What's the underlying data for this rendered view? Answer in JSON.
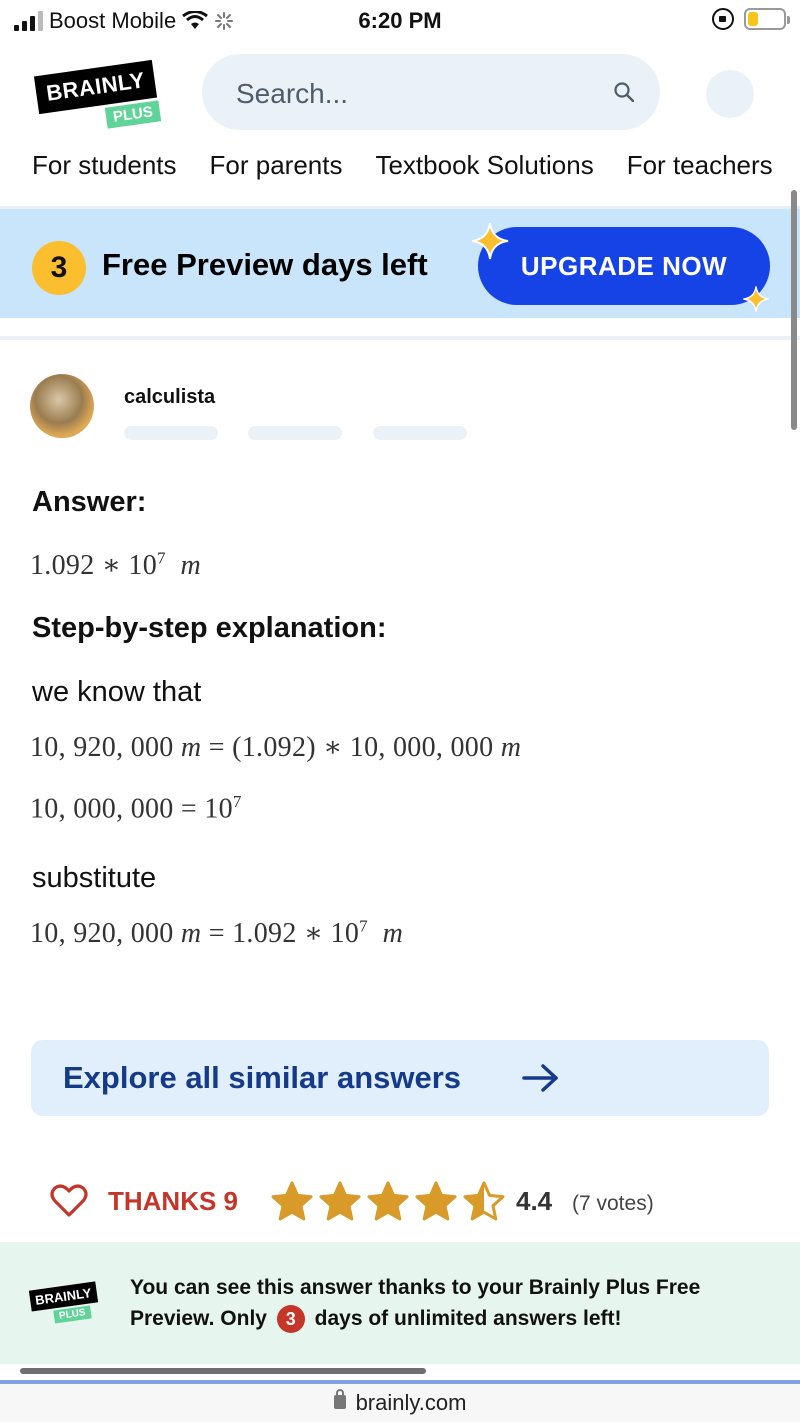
{
  "status_bar": {
    "carrier": "Boost Mobile",
    "time": "6:20 PM"
  },
  "header": {
    "logo_text": "BRAINLY",
    "logo_plus": "PLUS",
    "search_placeholder": "Search..."
  },
  "nav": {
    "items": [
      "For students",
      "For parents",
      "Textbook Solutions",
      "For teachers"
    ]
  },
  "banner": {
    "days": "3",
    "text": "Free Preview days left",
    "upgrade_label": "UPGRADE NOW"
  },
  "answer": {
    "author": "calculista",
    "answer_heading": "Answer:",
    "answer_value": {
      "mantissa": "1.092 ∗ 10",
      "exp": "7",
      "unit": "m"
    },
    "steps_heading": "Step-by-step explanation:",
    "line1_text": "we know that",
    "eq1": {
      "lhs": "10, 920, 000 ",
      "unit1": "m",
      "mid": " = (1.092) ∗ 10, 000, 000 ",
      "unit2": "m"
    },
    "eq2": {
      "lhs": "10, 000, 000 = 10",
      "exp": "7"
    },
    "line2_text": "substitute",
    "eq3": {
      "lhs": "10, 920, 000 ",
      "unit1": "m",
      "mid": " = 1.092 ∗ 10",
      "exp": "7",
      "unit2": "m"
    }
  },
  "explore": {
    "label": "Explore all similar answers"
  },
  "thanks": {
    "label": "THANKS 9",
    "rating": "4.4",
    "votes": "(7 votes)",
    "stars_filled": 4.4,
    "star_color": "#d89a29"
  },
  "notice": {
    "logo_text": "BRAINLY",
    "logo_plus": "PLUS",
    "text_before": "You can see this answer thanks to your Brainly Plus Free Preview. Only",
    "days": "3",
    "text_after": "days of unlimited answers left!"
  },
  "url_bar": {
    "url": "brainly.com"
  }
}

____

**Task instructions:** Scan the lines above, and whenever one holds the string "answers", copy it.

**Your response:**
    "label": "Explore all similar answers"
    "text_after": "days of unlimited answers left!"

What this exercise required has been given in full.